A neonoir set in Antarctica. U.S. Marshal Carrie Stetko (Beckinsale) has been posted to the Amundsen-Scott South Pole Station these past two years, a post she sought in the aftermath of being forced to kill her crooked partner, Jack (Keller), in self-defense during a drugs operation in Miami. After two years of policing not much more than the occasional misdemeanor, she’s about ready to turn in her badge at the end of the current tour of duty in a few days’ time. Her old buddy Dr. John “Doc” Fury (Skerritt) is on a similar trajectory, telling her Continue reading

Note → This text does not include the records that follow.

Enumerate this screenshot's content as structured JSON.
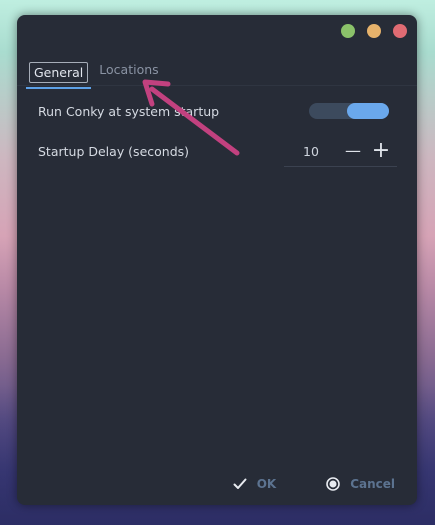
{
  "tabs": [
    {
      "label": "General",
      "active": true
    },
    {
      "label": "Locations",
      "active": false
    }
  ],
  "settings": {
    "startup_label": "Run Conky at system startup",
    "startup_enabled": true,
    "delay_label": "Startup Delay (seconds)",
    "delay_value": "10",
    "decrement_symbol": "—",
    "increment_symbol": "+"
  },
  "footer": {
    "ok_label": "OK",
    "cancel_label": "Cancel",
    "ok_icon": "checkmark-icon",
    "cancel_icon": "radio-cancel-icon"
  },
  "window_controls": [
    "maximize",
    "minimize",
    "close"
  ],
  "colors": {
    "accent": "#6aa8ec",
    "window_bg": "#272c37",
    "annotation_arrow": "#c2417f"
  }
}
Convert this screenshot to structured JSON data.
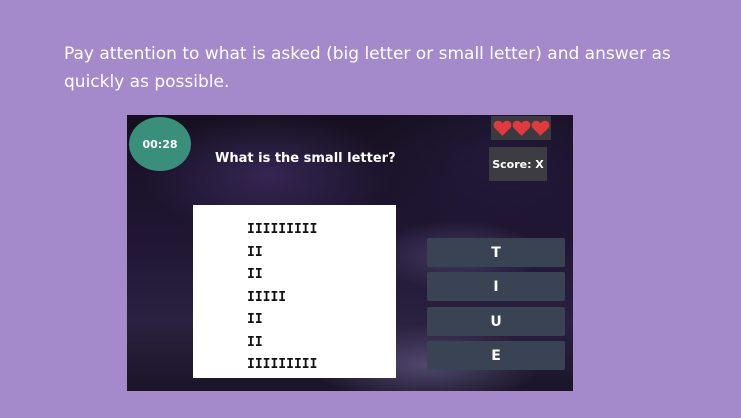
{
  "instructions": "Pay attention to what is asked (big letter or small letter) and answer as quickly as possible.",
  "game": {
    "timer": "00:28",
    "question": "What is the small letter?",
    "lives": [
      "heart-icon",
      "heart-icon",
      "heart-icon"
    ],
    "lives_color": "#e0393e",
    "score": "Score: X",
    "letter_art": "IIIIIIIII\nII\nII\nIIIII\nII\nII\nIIIIIIIII",
    "answers": [
      "T",
      "I",
      "U",
      "E"
    ]
  }
}
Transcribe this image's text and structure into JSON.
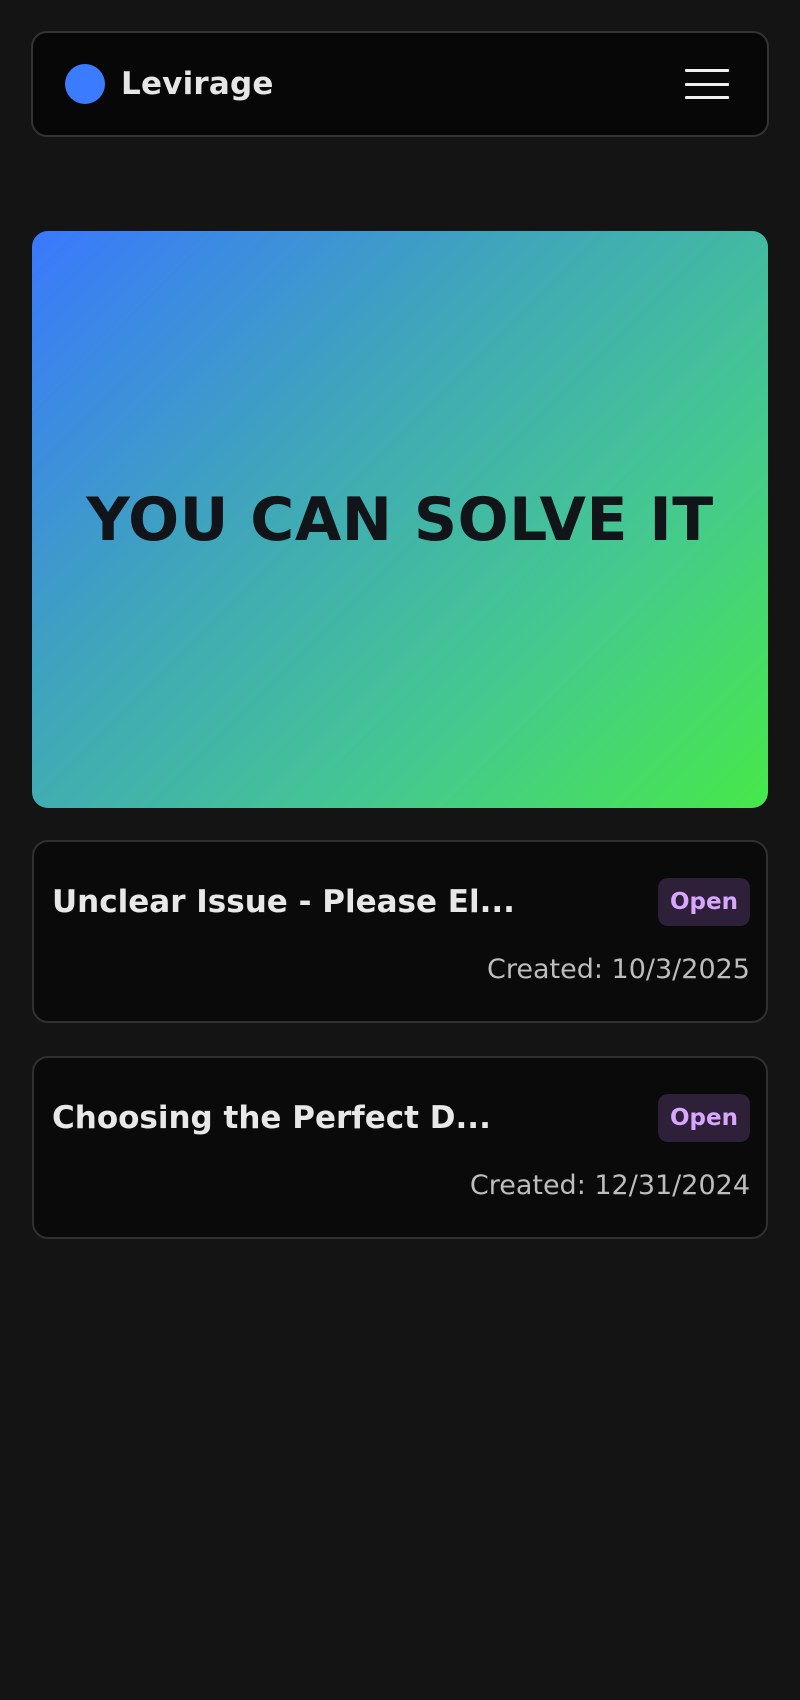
{
  "header": {
    "brand_name": "Levirage",
    "logo_color": "#3b7bff",
    "menu_icon": "hamburger-menu-icon"
  },
  "hero": {
    "title": "YOU CAN SOLVE IT",
    "gradient_colors": [
      "#3a78ff",
      "#46e84a"
    ]
  },
  "issues": [
    {
      "title": "Unclear Issue - Please El...",
      "status": "Open",
      "created": "Created: 10/3/2025"
    },
    {
      "title": "Choosing the Perfect D...",
      "status": "Open",
      "created": "Created: 12/31/2024"
    }
  ]
}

Marked Man (1996)

vt Le Guet-Apens
Canada / 95 minutes / color / Image Dir: Marc Voizard Pr: Pierre David, Stefan Wodoslawsky Scr: Thomas Ritz Cine: Stephen Reizes Cast: Roddy Piper, Jane Wheeler, Alina Thompson, Tyrone Benskin, Christopher Bolton, Miles O’Keeffe, Dennis O’Connor, Richard Zeman, Clare Sims, David Nichols, Claudia Besso, Vlasta Vrana, Mark Camacho.

Marked Man - 1 The murdered Elkins breathes his last

The murdered Elkins (David Nichols) breathes his last.

Massachusetts auto mechanic Frank Gibson (Piper) is looking forward to his imminent marriage to Janet “Jan” Atkinson (Besso), only to see a drunk driver (Camacho) mow her down. As the drunk offers to “pay for any damage” a furious Frank punches him on the jaw. The man falls, hits his head, and dies . . . with the result that Frank is consigned for three years to a minimum-security prison.

One day he witnesses the two guards Pappas (O’Connor) and Watters (Zeman) murder Harvey Elkins (Nichols), a financier serving time for corrupt dealings. As the guards try to kill Frank in turn, he goes on the run; Watters in fact catches him but, as he prepares to murder Frank, they struggle over the gun and the usual happens. So now Frank is wanted for two murders, because obviously he’s being framed for Elkins’s death ‑‑ and, Continue reading